Let me start by saying that I am not an economist. I’ve always been somewhat put off by the topic and felt that it was largely based on supposition and little science. After observing the antics in this country (the U.S.) over the past few months, I’ve become more convinced of it.

If there are any economists in the reading audience, I would welcome your comments, because I really would like to make sense of what’s going on, although I fear that there is little that makes sense.

The first problem I have is with the definition of economics as "the science which studies human behaviour as a relationship between ends and scarce means which have alternative uses."[3] Scarcity means that available resources are insufficient to satisfy all wants and needs. Absent scarcity and alternative uses of available resources, there is no economic problem. The subject thus defined involves the study of choices as they are affected by incentives and resources. (from Wikipedia). Another definition reads:

Economics studies the allocation of scarce resources among people – examining what good and services wind up in the hands of which people. (Introduction to Economic Analysis, McAfee)
So, it appears that according to the definitions, economics deals with the scarcity of resources and choices. While it may seem like a purely semantic argument, I wonder why the word “scarce” was chosen, since in the vast majority of cases, scarcity isn’t really an accurate description of what takes place. I know scarcity has been used to describe resources, as well as money, so it implies that there is a perpetual shortage of these items which drives the choice.

However, my own preference is to consider these resources as “finite” and not scarce. This may seem like I’m splitting hairs semantically, but the image these two words conjure up represent two entirely different viewpoints in what is taking place. I’m sure when you’re considering your budget, the degree to which it is “finite” is a much more apt description than to consider it “scarce” (although I guess that depends on your salary). Similarly it is hard to reconcile (as a society) that given the vast wealth that flows around the country that we could consider it a “scarce” resource, rather than one that is finite with finite divisions around which it is distributed.

This is another case, where word usage carries with it a connotation (and consequently problem) because it mis-represents what is taking place. Just as when economics (as in biology) describes individuals as “selfish” for modeling purposes, instead of “self-interested”, it conveys the incorrect model behavior and doesn’t reflect reality (1).

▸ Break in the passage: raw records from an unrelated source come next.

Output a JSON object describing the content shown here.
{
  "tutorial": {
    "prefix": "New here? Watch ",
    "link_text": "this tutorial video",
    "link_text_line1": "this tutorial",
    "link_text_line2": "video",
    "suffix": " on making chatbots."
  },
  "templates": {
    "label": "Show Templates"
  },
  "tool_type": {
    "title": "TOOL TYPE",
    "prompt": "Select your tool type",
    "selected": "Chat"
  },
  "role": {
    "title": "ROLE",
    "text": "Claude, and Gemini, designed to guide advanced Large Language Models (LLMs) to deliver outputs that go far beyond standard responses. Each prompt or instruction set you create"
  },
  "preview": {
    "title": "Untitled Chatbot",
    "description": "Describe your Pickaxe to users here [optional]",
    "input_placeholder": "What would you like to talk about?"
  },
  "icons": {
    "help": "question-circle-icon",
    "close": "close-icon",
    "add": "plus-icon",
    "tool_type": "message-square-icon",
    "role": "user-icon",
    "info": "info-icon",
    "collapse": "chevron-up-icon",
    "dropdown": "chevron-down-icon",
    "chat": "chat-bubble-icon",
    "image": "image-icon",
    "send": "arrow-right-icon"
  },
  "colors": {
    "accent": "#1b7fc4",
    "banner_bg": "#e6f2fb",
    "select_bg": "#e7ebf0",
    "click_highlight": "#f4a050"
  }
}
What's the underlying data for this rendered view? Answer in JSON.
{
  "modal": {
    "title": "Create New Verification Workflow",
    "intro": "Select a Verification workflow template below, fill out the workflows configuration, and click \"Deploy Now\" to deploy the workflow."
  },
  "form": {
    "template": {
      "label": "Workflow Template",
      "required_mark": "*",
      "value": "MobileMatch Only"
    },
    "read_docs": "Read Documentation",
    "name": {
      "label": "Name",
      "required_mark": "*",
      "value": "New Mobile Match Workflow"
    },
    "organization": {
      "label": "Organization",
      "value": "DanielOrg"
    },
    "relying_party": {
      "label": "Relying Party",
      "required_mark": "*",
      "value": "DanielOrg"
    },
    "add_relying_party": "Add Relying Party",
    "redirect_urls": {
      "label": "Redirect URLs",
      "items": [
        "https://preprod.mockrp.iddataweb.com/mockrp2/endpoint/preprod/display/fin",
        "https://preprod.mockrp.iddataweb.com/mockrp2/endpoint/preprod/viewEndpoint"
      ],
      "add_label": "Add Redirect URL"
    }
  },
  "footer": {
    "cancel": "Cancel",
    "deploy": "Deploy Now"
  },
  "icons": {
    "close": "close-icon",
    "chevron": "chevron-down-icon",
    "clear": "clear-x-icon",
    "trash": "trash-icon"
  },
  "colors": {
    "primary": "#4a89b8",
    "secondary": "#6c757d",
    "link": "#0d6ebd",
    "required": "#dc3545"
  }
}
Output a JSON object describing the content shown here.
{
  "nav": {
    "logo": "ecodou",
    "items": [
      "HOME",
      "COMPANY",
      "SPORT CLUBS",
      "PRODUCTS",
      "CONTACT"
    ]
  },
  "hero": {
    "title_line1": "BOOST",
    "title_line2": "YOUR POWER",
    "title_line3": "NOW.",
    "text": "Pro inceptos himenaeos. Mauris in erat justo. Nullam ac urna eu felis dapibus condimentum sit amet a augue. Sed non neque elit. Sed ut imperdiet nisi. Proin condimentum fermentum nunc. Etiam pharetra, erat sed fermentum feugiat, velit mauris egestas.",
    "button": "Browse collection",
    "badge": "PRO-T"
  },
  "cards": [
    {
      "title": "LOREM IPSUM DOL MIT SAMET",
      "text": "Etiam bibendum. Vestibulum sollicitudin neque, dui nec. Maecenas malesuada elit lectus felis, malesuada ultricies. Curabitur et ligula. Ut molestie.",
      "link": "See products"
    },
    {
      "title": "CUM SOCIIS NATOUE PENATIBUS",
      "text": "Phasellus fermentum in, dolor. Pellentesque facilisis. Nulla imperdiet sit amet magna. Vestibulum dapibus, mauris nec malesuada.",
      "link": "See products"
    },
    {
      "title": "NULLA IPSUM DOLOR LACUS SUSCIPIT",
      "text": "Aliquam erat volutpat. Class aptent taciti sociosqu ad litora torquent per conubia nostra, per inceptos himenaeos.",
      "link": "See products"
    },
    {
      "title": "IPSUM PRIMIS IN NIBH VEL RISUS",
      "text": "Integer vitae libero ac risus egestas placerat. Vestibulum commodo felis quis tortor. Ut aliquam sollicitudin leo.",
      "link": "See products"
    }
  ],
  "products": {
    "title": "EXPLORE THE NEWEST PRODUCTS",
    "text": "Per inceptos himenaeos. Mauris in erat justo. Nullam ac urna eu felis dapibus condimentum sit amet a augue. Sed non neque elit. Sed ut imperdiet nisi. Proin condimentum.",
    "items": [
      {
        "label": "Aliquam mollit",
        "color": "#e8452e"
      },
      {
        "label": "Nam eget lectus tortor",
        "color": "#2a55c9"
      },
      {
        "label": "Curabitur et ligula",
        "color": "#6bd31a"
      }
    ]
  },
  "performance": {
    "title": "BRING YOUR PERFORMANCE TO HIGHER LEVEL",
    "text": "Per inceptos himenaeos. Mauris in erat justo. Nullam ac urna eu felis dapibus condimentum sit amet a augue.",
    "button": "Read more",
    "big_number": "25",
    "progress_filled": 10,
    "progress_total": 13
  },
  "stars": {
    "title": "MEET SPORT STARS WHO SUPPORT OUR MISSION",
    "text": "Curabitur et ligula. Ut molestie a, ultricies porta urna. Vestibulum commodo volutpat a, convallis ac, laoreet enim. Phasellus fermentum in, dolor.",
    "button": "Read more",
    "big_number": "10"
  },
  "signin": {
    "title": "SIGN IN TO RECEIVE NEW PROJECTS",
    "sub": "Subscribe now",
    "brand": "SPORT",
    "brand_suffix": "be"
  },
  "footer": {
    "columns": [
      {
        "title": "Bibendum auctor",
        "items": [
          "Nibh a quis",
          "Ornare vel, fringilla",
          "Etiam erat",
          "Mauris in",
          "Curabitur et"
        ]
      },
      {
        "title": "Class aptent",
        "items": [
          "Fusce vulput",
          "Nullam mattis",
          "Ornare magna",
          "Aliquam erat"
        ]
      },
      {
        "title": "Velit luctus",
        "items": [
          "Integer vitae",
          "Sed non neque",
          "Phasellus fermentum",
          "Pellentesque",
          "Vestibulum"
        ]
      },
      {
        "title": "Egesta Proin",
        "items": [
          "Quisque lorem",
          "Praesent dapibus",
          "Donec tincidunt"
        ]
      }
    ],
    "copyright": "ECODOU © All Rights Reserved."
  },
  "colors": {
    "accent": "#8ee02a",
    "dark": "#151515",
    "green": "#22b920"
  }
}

So while it may not seem like much, I submit that it makes more sense to talk about individuals behaving in their own self-interest with finite resources and competing for finite resources, than it does to refer to selfish individuals competing for scarce resources with scarce resources.

This becomes even more important when one examines the business decisions and choices that people actually have to face. Many costs are unavoidable, so when we consider that a resource is finite, we can begin a useful examination of all the claims that may be made on that resource. Consider that one of the more brilliant implementations in this country has been the use of penalities and interest to get more money from people that don’t have any money. In other words, when someone doesn’t have enough money to pay a bill on time, we charge them more money to penalize them.

In my view, this clarifies one key element in economic theory. It is a tacit admission that NOTHING in economics is infinite and perhaps it will be easier to understand what’s happening when we consider that the resources being studied are finite.

In subsequent posts I’m going to examine the Laffer curve, supply and demand, and credit. Hopefully this will generate some interesting discussions.

(1) Economics actually does worse because it describes people as “selfish” and then says that the technical term is “self-interested”. Pretty convoluted thinking for concepts that clearly have different meanings.